-- What you have to do --
The answer should match the records character for character.
(Beginning of Data to examine)
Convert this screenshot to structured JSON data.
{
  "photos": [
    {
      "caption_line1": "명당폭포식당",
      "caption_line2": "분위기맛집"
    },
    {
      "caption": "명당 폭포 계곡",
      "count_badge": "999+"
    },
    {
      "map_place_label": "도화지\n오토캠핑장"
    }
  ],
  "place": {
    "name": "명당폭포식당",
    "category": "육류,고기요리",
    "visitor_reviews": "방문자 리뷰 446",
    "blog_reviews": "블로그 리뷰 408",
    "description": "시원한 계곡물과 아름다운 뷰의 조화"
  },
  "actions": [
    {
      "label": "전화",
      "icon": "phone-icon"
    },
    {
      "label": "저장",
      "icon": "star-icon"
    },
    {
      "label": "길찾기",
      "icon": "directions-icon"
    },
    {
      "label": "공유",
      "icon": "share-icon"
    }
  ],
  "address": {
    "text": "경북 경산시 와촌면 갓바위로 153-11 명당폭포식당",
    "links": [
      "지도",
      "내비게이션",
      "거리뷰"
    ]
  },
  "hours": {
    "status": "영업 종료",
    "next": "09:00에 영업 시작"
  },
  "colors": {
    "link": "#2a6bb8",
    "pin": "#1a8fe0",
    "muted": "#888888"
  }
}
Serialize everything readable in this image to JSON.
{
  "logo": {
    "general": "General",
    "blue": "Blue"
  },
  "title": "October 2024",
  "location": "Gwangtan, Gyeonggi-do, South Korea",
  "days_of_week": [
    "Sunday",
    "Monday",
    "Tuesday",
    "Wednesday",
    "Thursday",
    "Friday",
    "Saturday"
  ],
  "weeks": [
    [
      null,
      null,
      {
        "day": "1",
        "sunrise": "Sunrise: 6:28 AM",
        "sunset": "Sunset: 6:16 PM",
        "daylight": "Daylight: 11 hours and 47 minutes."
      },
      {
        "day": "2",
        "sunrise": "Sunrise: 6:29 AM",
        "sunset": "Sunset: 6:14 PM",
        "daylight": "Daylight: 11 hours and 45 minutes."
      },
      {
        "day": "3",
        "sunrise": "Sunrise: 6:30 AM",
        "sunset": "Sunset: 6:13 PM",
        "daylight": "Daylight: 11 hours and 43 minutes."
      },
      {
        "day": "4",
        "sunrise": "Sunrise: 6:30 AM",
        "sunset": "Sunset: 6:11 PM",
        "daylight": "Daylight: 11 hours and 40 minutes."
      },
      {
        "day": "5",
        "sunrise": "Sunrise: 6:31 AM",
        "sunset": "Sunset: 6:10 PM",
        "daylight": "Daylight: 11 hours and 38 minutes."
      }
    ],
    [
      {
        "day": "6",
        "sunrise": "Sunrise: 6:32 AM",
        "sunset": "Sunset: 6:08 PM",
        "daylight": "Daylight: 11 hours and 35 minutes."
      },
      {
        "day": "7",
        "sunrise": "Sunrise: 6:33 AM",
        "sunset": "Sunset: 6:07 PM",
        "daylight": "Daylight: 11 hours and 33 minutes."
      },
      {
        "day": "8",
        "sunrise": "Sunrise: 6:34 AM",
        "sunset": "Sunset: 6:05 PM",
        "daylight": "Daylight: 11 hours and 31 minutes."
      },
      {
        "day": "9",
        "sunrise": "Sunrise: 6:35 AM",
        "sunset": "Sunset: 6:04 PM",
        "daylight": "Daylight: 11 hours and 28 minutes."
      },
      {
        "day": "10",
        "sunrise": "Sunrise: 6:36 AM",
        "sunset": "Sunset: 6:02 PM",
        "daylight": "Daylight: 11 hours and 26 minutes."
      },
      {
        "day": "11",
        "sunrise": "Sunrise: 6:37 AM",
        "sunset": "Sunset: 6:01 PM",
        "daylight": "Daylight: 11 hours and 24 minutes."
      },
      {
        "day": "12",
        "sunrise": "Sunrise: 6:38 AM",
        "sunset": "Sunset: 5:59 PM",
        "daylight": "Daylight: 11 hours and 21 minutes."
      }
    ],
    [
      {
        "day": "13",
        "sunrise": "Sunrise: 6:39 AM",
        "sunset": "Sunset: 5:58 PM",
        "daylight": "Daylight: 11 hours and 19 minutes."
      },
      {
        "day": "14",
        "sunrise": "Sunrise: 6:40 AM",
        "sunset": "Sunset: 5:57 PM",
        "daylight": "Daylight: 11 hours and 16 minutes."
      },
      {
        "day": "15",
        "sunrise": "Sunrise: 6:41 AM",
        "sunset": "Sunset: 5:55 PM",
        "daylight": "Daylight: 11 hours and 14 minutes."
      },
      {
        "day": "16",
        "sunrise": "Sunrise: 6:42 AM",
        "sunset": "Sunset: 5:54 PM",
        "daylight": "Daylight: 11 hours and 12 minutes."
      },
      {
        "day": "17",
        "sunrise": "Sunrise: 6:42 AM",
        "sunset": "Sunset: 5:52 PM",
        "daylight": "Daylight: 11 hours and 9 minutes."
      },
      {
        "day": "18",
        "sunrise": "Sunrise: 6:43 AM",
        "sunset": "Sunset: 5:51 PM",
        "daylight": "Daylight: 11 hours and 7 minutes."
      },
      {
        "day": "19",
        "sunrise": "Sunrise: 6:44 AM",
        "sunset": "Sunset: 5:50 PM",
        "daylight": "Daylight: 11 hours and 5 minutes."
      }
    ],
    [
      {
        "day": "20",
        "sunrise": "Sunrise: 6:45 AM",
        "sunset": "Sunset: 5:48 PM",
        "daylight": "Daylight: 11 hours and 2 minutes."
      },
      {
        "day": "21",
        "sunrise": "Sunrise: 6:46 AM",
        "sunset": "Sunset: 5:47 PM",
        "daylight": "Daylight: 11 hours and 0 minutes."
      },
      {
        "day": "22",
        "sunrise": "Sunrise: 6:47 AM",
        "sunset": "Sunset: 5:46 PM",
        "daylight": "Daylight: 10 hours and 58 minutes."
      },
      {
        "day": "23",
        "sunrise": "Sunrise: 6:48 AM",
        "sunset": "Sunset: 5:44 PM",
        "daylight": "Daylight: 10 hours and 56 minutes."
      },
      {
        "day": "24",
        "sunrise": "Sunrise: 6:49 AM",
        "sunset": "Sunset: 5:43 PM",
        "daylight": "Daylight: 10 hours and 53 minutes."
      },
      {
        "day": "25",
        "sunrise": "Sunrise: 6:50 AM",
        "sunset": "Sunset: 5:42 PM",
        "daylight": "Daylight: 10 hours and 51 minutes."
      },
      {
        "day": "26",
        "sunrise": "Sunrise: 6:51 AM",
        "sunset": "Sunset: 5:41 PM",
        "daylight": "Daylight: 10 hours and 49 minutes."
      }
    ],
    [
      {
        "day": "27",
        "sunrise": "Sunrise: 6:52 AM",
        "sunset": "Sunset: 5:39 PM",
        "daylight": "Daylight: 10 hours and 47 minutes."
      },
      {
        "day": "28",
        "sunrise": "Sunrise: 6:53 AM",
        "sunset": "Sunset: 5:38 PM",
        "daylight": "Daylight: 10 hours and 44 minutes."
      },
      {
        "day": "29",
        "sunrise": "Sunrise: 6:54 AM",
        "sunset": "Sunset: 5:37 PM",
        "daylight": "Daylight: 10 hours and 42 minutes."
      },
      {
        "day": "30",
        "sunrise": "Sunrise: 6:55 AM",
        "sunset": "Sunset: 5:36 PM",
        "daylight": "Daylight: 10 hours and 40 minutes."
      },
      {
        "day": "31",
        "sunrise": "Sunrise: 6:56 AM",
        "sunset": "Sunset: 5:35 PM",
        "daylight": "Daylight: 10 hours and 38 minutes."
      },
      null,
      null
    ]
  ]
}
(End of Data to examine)
-- Exercise result --
Convert this screenshot to structured JSON data.
{
  "photos": [
    {
      "caption_line1": "명당폭포식당",
      "caption_line2": "분위기맛집"
    },
    {
      "caption": "명당 폭포 계곡",
      "count_badge": "999+"
    },
    {
      "map_place_label": "도화지\n오토캠핑장"
    }
  ],
  "place": {
    "name": "명당폭포식당",
    "category": "육류,고기요리",
    "visitor_reviews": "방문자 리뷰 446",
    "blog_reviews": "블로그 리뷰 408",
    "description": "시원한 계곡물과 아름다운 뷰의 조화"
  },
  "actions": [
    {
      "label": "전화",
      "icon": "phone-icon"
    },
    {
      "label": "저장",
      "icon": "star-icon"
    },
    {
      "label": "길찾기",
      "icon": "directions-icon"
    },
    {
      "label": "공유",
      "icon": "share-icon"
    }
  ],
  "address": {
    "text": "경북 경산시 와촌면 갓바위로 153-11 명당폭포식당",
    "links": [
      "지도",
      "내비게이션",
      "거리뷰"
    ]
  },
  "hours": {
    "status": "영업 종료",
    "next": "09:00에 영업 시작"
  },
  "colors": {
    "link": "#2a6bb8",
    "pin": "#1a8fe0",
    "muted": "#888888"
  }
}
Serialize everything readable in this image to JSON.
{
  "logo": {
    "general": "General",
    "blue": "Blue"
  },
  "title": "October 2024",
  "location": "Gwangtan, Gyeonggi-do, South Korea",
  "days_of_week": [
    "Sunday",
    "Monday",
    "Tuesday",
    "Wednesday",
    "Thursday",
    "Friday",
    "Saturday"
  ],
  "weeks": [
    [
      null,
      null,
      {
        "day": "1",
        "sunrise": "Sunrise: 6:28 AM",
        "sunset": "Sunset: 6:16 PM",
        "daylight": "Daylight: 11 hours and 47 minutes."
      },
      {
        "day": "2",
        "sunrise": "Sunrise: 6:29 AM",
        "sunset": "Sunset: 6:14 PM",
        "daylight": "Daylight: 11 hours and 45 minutes."
      },
      {
        "day": "3",
        "sunrise": "Sunrise: 6:30 AM",
        "sunset": "Sunset: 6:13 PM",
        "daylight": "Daylight: 11 hours and 43 minutes."
      },
      {
        "day": "4",
        "sunrise": "Sunrise: 6:30 AM",
        "sunset": "Sunset: 6:11 PM",
        "daylight": "Daylight: 11 hours and 40 minutes."
      },
      {
        "day": "5",
        "sunrise": "Sunrise: 6:31 AM",
        "sunset": "Sunset: 6:10 PM",
        "daylight": "Daylight: 11 hours and 38 minutes."
      }
    ],
    [
      {
        "day": "6",
        "sunrise": "Sunrise: 6:32 AM",
        "sunset": "Sunset: 6:08 PM",
        "daylight": "Daylight: 11 hours and 35 minutes."
      },
      {
        "day": "7",
        "sunrise": "Sunrise: 6:33 AM",
        "sunset": "Sunset: 6:07 PM",
        "daylight": "Daylight: 11 hours and 33 minutes."
      },
      {
        "day": "8",
        "sunrise": "Sunrise: 6:34 AM",
        "sunset": "Sunset: 6:05 PM",
        "daylight": "Daylight: 11 hours and 31 minutes."
      },
      {
        "day": "9",
        "sunrise": "Sunrise: 6:35 AM",
        "sunset": "Sunset: 6:04 PM",
        "daylight": "Daylight: 11 hours and 28 minutes."
      },
      {
        "day": "10",
        "sunrise": "Sunrise: 6:36 AM",
        "sunset": "Sunset: 6:02 PM",
        "daylight": "Daylight: 11 hours and 26 minutes."
      },
      {
        "day": "11",
        "sunrise": "Sunrise: 6:37 AM",
        "sunset": "Sunset: 6:01 PM",
        "daylight": "Daylight: 11 hours and 24 minutes."
      },
      {
        "day": "12",
        "sunrise": "Sunrise: 6:38 AM",
        "sunset": "Sunset: 5:59 PM",
        "daylight": "Daylight: 11 hours and 21 minutes."
      }
    ],
    [
      {
        "day": "13",
        "sunrise": "Sunrise: 6:39 AM",
        "sunset": "Sunset: 5:58 PM",
        "daylight": "Daylight: 11 hours and 19 minutes."
      },
      {
        "day": "14",
        "sunrise": "Sunrise: 6:40 AM",
        "sunset": "Sunset: 5:57 PM",
        "daylight": "Daylight: 11 hours and 16 minutes."
      },
      {
        "day": "15",
        "sunrise": "Sunrise: 6:41 AM",
        "sunset": "Sunset: 5:55 PM",
        "daylight": "Daylight: 11 hours and 14 minutes."
      },
      {
        "day": "16",
        "sunrise": "Sunrise: 6:42 AM",
        "sunset": "Sunset: 5:54 PM",
        "daylight": "Daylight: 11 hours and 12 minutes."
      },
      {
        "day": "17",
        "sunrise": "Sunrise: 6:42 AM",
        "sunset": "Sunset: 5:52 PM",
        "daylight": "Daylight: 11 hours and 9 minutes."
      },
      {
        "day": "18",
        "sunrise": "Sunrise: 6:43 AM",
        "sunset": "Sunset: 5:51 PM",
        "daylight": "Daylight: 11 hours and 7 minutes."
      },
      {
        "day": "19",
        "sunrise": "Sunrise: 6:44 AM",
        "sunset": "Sunset: 5:50 PM",
        "daylight": "Daylight: 11 hours and 5 minutes."
      }
    ],
    [
      {
        "day": "20",
        "sunrise": "Sunrise: 6:45 AM",
        "sunset": "Sunset: 5:48 PM",
        "daylight": "Daylight: 11 hours and 2 minutes."
      },
      {
        "day": "21",
        "sunrise": "Sunrise: 6:46 AM",
        "sunset": "Sunset: 5:47 PM",
        "daylight": "Daylight: 11 hours and 0 minutes."
      },
      {
        "day": "22",
        "sunrise": "Sunrise: 6:47 AM",
        "sunset": "Sunset: 5:46 PM",
        "daylight": "Daylight: 10 hours and 58 minutes."
      },
      {
        "day": "23",
        "sunrise": "Sunrise: 6:48 AM",
        "sunset": "Sunset: 5:44 PM",
        "daylight": "Daylight: 10 hours and 56 minutes."
      },
      {
        "day": "24",
        "sunrise": "Sunrise: 6:49 AM",
        "sunset": "Sunset: 5:43 PM",
        "daylight": "Daylight: 10 hours and 53 minutes."
      },
      {
        "day": "25",
        "sunrise": "Sunrise: 6:50 AM",
        "sunset": "Sunset: 5:42 PM",
        "daylight": "Daylight: 10 hours and 51 minutes."
      },
      {
        "day": "26",
        "sunrise": "Sunrise: 6:51 AM",
        "sunset": "Sunset: 5:41 PM",
        "daylight": "Daylight: 10 hours and 49 minutes."
      }
    ],
    [
      {
        "day": "27",
        "sunrise": "Sunrise: 6:52 AM",
        "sunset": "Sunset: 5:39 PM",
        "daylight": "Daylight: 10 hours and 47 minutes."
      },
      {
        "day": "28",
        "sunrise": "Sunrise: 6:53 AM",
        "sunset": "Sunset: 5:38 PM",
        "daylight": "Daylight: 10 hours and 44 minutes."
      },
      {
        "day": "29",
        "sunrise": "Sunrise: 6:54 AM",
        "sunset": "Sunset: 5:37 PM",
        "daylight": "Daylight: 10 hours and 42 minutes."
      },
      {
        "day": "30",
        "sunrise": "Sunrise: 6:55 AM",
        "sunset": "Sunset: 5:36 PM",
        "daylight": "Daylight: 10 hours and 40 minutes."
      },
      {
        "day": "31",
        "sunrise": "Sunrise: 6:56 AM",
        "sunset": "Sunset: 5:35 PM",
        "daylight": "Daylight: 10 hours and 38 minutes."
      },
      null,
      null
    ]
  ]
}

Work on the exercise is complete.